> What the task requires
Whatever the records say, repeat them exactly as given.

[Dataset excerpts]
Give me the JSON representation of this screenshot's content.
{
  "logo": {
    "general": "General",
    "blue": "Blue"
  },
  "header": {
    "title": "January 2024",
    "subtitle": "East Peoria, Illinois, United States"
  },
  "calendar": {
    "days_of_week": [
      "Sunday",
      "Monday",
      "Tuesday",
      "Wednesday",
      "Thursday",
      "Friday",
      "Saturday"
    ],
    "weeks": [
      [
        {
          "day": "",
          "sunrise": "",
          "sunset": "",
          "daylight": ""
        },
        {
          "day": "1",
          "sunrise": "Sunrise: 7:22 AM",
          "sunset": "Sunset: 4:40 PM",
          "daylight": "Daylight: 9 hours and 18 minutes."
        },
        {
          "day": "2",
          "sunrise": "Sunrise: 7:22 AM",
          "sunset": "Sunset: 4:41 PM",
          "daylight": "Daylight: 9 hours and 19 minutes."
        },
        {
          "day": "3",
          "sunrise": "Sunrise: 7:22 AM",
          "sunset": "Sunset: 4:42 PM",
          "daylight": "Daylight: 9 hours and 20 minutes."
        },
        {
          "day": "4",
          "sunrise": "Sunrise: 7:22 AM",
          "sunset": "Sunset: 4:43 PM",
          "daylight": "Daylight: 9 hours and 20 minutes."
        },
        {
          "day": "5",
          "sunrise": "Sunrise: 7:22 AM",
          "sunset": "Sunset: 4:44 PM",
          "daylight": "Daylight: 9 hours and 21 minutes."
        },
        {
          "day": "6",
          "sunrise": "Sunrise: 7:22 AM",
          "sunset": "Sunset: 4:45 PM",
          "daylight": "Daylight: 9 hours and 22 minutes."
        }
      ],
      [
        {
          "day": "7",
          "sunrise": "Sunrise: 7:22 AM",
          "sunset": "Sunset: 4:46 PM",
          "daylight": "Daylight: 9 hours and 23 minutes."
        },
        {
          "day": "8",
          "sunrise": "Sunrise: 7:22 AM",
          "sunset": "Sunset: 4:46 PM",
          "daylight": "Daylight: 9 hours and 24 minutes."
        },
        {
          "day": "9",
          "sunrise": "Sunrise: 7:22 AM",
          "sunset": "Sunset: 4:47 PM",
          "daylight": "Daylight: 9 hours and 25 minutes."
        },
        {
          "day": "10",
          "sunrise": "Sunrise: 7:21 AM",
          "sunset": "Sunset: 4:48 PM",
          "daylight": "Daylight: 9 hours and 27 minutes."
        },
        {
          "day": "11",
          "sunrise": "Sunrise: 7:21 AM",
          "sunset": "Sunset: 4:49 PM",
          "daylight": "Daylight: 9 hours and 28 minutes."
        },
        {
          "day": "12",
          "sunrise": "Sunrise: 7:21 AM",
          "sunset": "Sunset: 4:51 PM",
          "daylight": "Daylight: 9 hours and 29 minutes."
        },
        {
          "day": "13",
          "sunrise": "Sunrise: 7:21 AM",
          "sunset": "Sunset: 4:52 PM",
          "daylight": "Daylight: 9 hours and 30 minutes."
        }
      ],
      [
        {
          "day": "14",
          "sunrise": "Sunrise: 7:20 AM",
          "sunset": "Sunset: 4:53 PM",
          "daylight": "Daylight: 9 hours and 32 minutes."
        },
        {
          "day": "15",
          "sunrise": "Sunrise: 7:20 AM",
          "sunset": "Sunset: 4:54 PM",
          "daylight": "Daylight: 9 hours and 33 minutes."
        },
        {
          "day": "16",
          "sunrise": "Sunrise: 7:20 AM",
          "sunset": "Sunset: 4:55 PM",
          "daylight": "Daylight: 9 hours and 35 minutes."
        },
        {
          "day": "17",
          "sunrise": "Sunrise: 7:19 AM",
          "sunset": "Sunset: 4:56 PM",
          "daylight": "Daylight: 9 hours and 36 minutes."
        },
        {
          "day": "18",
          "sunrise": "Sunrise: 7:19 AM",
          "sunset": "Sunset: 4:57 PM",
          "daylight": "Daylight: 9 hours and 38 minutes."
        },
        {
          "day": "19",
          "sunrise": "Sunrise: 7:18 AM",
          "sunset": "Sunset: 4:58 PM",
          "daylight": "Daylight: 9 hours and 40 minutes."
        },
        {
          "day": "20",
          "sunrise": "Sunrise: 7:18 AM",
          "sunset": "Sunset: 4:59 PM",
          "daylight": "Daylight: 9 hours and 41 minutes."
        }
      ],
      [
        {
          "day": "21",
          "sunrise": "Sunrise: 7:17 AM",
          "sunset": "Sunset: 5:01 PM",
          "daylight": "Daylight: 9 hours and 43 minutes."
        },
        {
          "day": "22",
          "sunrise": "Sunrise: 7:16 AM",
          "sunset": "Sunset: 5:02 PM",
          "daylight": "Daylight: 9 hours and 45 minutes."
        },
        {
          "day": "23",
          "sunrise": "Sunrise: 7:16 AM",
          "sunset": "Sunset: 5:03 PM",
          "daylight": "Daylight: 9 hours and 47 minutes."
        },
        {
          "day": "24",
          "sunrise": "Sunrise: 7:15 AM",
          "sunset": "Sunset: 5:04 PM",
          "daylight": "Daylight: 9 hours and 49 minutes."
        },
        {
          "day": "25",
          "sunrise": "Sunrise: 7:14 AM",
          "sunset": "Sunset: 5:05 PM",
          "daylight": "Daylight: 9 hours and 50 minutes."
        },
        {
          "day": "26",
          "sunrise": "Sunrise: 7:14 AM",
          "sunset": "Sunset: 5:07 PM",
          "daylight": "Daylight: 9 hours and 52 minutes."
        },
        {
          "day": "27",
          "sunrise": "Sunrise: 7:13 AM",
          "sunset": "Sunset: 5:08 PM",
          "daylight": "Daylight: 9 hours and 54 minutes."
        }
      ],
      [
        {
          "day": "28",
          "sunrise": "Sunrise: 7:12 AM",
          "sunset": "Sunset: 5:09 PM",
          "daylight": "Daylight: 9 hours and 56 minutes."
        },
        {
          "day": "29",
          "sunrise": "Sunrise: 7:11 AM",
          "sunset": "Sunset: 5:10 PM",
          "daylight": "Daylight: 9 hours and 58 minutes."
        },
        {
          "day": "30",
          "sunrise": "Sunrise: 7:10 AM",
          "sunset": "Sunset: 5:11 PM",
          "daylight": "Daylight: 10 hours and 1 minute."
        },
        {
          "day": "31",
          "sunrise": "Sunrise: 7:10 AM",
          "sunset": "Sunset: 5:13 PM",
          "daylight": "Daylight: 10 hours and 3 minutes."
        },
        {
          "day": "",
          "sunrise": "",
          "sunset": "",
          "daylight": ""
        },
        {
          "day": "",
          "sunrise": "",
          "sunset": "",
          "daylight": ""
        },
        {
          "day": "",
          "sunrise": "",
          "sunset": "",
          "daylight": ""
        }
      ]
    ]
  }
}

> Task output
Give me the JSON representation of this screenshot's content.
{
  "logo": {
    "general": "General",
    "blue": "Blue"
  },
  "header": {
    "title": "January 2024",
    "subtitle": "East Peoria, Illinois, United States"
  },
  "calendar": {
    "days_of_week": [
      "Sunday",
      "Monday",
      "Tuesday",
      "Wednesday",
      "Thursday",
      "Friday",
      "Saturday"
    ],
    "weeks": [
      [
        {
          "day": "",
          "sunrise": "",
          "sunset": "",
          "daylight": ""
        },
        {
          "day": "1",
          "sunrise": "Sunrise: 7:22 AM",
          "sunset": "Sunset: 4:40 PM",
          "daylight": "Daylight: 9 hours and 18 minutes."
        },
        {
          "day": "2",
          "sunrise": "Sunrise: 7:22 AM",
          "sunset": "Sunset: 4:41 PM",
          "daylight": "Daylight: 9 hours and 19 minutes."
        },
        {
          "day": "3",
          "sunrise": "Sunrise: 7:22 AM",
          "sunset": "Sunset: 4:42 PM",
          "daylight": "Daylight: 9 hours and 20 minutes."
        },
        {
          "day": "4",
          "sunrise": "Sunrise: 7:22 AM",
          "sunset": "Sunset: 4:43 PM",
          "daylight": "Daylight: 9 hours and 20 minutes."
        },
        {
          "day": "5",
          "sunrise": "Sunrise: 7:22 AM",
          "sunset": "Sunset: 4:44 PM",
          "daylight": "Daylight: 9 hours and 21 minutes."
        },
        {
          "day": "6",
          "sunrise": "Sunrise: 7:22 AM",
          "sunset": "Sunset: 4:45 PM",
          "daylight": "Daylight: 9 hours and 22 minutes."
        }
      ],
      [
        {
          "day": "7",
          "sunrise": "Sunrise: 7:22 AM",
          "sunset": "Sunset: 4:46 PM",
          "daylight": "Daylight: 9 hours and 23 minutes."
        },
        {
          "day": "8",
          "sunrise": "Sunrise: 7:22 AM",
          "sunset": "Sunset: 4:46 PM",
          "daylight": "Daylight: 9 hours and 24 minutes."
        },
        {
          "day": "9",
          "sunrise": "Sunrise: 7:22 AM",
          "sunset": "Sunset: 4:47 PM",
          "daylight": "Daylight: 9 hours and 25 minutes."
        },
        {
          "day": "10",
          "sunrise": "Sunrise: 7:21 AM",
          "sunset": "Sunset: 4:48 PM",
          "daylight": "Daylight: 9 hours and 27 minutes."
        },
        {
          "day": "11",
          "sunrise": "Sunrise: 7:21 AM",
          "sunset": "Sunset: 4:49 PM",
          "daylight": "Daylight: 9 hours and 28 minutes."
        },
        {
          "day": "12",
          "sunrise": "Sunrise: 7:21 AM",
          "sunset": "Sunset: 4:51 PM",
          "daylight": "Daylight: 9 hours and 29 minutes."
        },
        {
          "day": "13",
          "sunrise": "Sunrise: 7:21 AM",
          "sunset": "Sunset: 4:52 PM",
          "daylight": "Daylight: 9 hours and 30 minutes."
        }
      ],
      [
        {
          "day": "14",
          "sunrise": "Sunrise: 7:20 AM",
          "sunset": "Sunset: 4:53 PM",
          "daylight": "Daylight: 9 hours and 32 minutes."
        },
        {
          "day": "15",
          "sunrise": "Sunrise: 7:20 AM",
          "sunset": "Sunset: 4:54 PM",
          "daylight": "Daylight: 9 hours and 33 minutes."
        },
        {
          "day": "16",
          "sunrise": "Sunrise: 7:20 AM",
          "sunset": "Sunset: 4:55 PM",
          "daylight": "Daylight: 9 hours and 35 minutes."
        },
        {
          "day": "17",
          "sunrise": "Sunrise: 7:19 AM",
          "sunset": "Sunset: 4:56 PM",
          "daylight": "Daylight: 9 hours and 36 minutes."
        },
        {
          "day": "18",
          "sunrise": "Sunrise: 7:19 AM",
          "sunset": "Sunset: 4:57 PM",
          "daylight": "Daylight: 9 hours and 38 minutes."
        },
        {
          "day": "19",
          "sunrise": "Sunrise: 7:18 AM",
          "sunset": "Sunset: 4:58 PM",
          "daylight": "Daylight: 9 hours and 40 minutes."
        },
        {
          "day": "20",
          "sunrise": "Sunrise: 7:18 AM",
          "sunset": "Sunset: 4:59 PM",
          "daylight": "Daylight: 9 hours and 41 minutes."
        }
      ],
      [
        {
          "day": "21",
          "sunrise": "Sunrise: 7:17 AM",
          "sunset": "Sunset: 5:01 PM",
          "daylight": "Daylight: 9 hours and 43 minutes."
        },
        {
          "day": "22",
          "sunrise": "Sunrise: 7:16 AM",
          "sunset": "Sunset: 5:02 PM",
          "daylight": "Daylight: 9 hours and 45 minutes."
        },
        {
          "day": "23",
          "sunrise": "Sunrise: 7:16 AM",
          "sunset": "Sunset: 5:03 PM",
          "daylight": "Daylight: 9 hours and 47 minutes."
        },
        {
          "day": "24",
          "sunrise": "Sunrise: 7:15 AM",
          "sunset": "Sunset: 5:04 PM",
          "daylight": "Daylight: 9 hours and 49 minutes."
        },
        {
          "day": "25",
          "sunrise": "Sunrise: 7:14 AM",
          "sunset": "Sunset: 5:05 PM",
          "daylight": "Daylight: 9 hours and 50 minutes."
        },
        {
          "day": "26",
          "sunrise": "Sunrise: 7:14 AM",
          "sunset": "Sunset: 5:07 PM",
          "daylight": "Daylight: 9 hours and 52 minutes."
        },
        {
          "day": "27",
          "sunrise": "Sunrise: 7:13 AM",
          "sunset": "Sunset: 5:08 PM",
          "daylight": "Daylight: 9 hours and 54 minutes."
        }
      ],
      [
        {
          "day": "28",
          "sunrise": "Sunrise: 7:12 AM",
          "sunset": "Sunset: 5:09 PM",
          "daylight": "Daylight: 9 hours and 56 minutes."
        },
        {
          "day": "29",
          "sunrise": "Sunrise: 7:11 AM",
          "sunset": "Sunset: 5:10 PM",
          "daylight": "Daylight: 9 hours and 58 minutes."
        },
        {
          "day": "30",
          "sunrise": "Sunrise: 7:10 AM",
          "sunset": "Sunset: 5:11 PM",
          "daylight": "Daylight: 10 hours and 1 minute."
        },
        {
          "day": "31",
          "sunrise": "Sunrise: 7:10 AM",
          "sunset": "Sunset: 5:13 PM",
          "daylight": "Daylight: 10 hours and 3 minutes."
        },
        {
          "day": "",
          "sunrise": "",
          "sunset": "",
          "daylight": ""
        },
        {
          "day": "",
          "sunrise": "",
          "sunset": "",
          "daylight": ""
        },
        {
          "day": "",
          "sunrise": "",
          "sunset": "",
          "daylight": ""
        }
      ]
    ]
  }
}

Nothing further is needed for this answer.